So Chloe went into her performance and none too pleasant it was either. They both beat a hasty retreat, the officer shrugged.
They thought it was pushing it to visit Frank with largesse – it could wait till he came out and frankly, Miles did not want her near Frank. Which was fine, as she didn’t want either.
What they did do was track down Frank’s mechanic, made him au fait that there was a little bit of cash coming to Frank, enough to let him set up again when he came out but it wouldn’t be due for two years. Would the man visit Frank, give their regards and tell him?
Dave called and wanted to report in person.
He arrived in his S40, a beer was provided and nibbles, he began. He covered the paedo party ring, the little deals between various members of various departments, the way Penny was gunning for Amelie/Janine and how she could not seem to get very far with that. Someone was covering for Amelie, he’d search who.
The death of Cornell had been the shock – Dave could throw no light on that. However, there was a worrying development. Haas, in an unguarded moment, maybe set up that way, maybe not, had sent to one in his ring that ‘the matter had been dealt with’, he was sending his best operative to deal with ‘the pest’.

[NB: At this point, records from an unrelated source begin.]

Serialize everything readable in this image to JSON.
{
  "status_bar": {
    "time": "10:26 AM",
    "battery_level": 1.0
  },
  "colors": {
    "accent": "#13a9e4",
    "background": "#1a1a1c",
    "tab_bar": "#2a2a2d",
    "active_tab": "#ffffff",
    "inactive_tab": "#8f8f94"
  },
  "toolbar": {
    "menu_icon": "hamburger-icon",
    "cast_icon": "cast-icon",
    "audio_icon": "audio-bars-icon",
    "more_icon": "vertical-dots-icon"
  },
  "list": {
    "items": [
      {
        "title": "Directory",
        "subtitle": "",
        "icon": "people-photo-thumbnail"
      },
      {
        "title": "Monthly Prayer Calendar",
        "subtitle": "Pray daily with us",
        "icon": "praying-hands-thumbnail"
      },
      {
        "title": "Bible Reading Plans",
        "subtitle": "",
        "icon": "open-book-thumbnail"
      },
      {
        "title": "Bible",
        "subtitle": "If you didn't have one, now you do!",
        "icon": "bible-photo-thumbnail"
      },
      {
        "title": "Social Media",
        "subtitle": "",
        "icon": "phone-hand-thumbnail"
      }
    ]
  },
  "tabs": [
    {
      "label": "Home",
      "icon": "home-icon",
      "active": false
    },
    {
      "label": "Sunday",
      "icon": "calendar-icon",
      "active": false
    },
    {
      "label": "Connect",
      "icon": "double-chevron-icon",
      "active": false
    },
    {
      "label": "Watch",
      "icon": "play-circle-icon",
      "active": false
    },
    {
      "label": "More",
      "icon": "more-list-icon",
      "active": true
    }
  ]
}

Thing was, he’d seen that expression used by Penny Dalshiel in an email and also by a couple of other sources not germane at this moment. It was not a bad guess that the best could be Miles or Laura but was more likely to be Laura – they seemed to have a fetish about her.
Dave explained – these bureaucrats, they were maniacal for dotting ‘i’s and crossing ‘t’s, whilst being inefficient in every other way, especially about money. They did not like this person they could not keep tabs on but this now, if it was Laura as the intended, was taking the law into their own hands, breaking every tenet they subscribed to when dealing with the common mortal.
This was personal. It could hardly be what she could now do to them, she was too long out of practice, out of the game.
Miles thought about it and Laura commented, ‘You’re thinking of getting us away from the fleet, aren’t you?’ He looked at her. ‘That’s your M.O. you know.’
‘Ok, let’s go to Bergen.’
‘One of my boats is there. We can stay on it for the nonce and get away quickly if we need. Boats are good near coastlines for that, they become vulnerable further out to see. They’re my natural retreat, I know how to use them to escape, it’s happened before.’
They’d deposited the bags and were making ready the salads. She did the cold, he did the steaks on the grill top, she brought a bottle and opener, he opened it, she provided the glasses, they toasted.
‘We need to check the boat. If you go through inside, check everything which looks like a cranny, look for screws which might have been recently loosened and so on, you’ve done that before.’
‘You mean have I observed – yes I have.’ Off she went, he went on deck and aft to check the engine bay. He opened the hatch, looked down at the engine and noted the extra wires.
He went back below, as casually as he could muster, she came up, shaking the head, not having found anything, saw his expression and the way he picked up his as yet unpacked bag, she’d started on hers but through it all in and followed, he threw all the ship’s papers in from the wheelhouse, they went out, jumped to the jetty and didn’t stop until they’d reached the local information booth.
Chapter 4 here … Chapter 6 here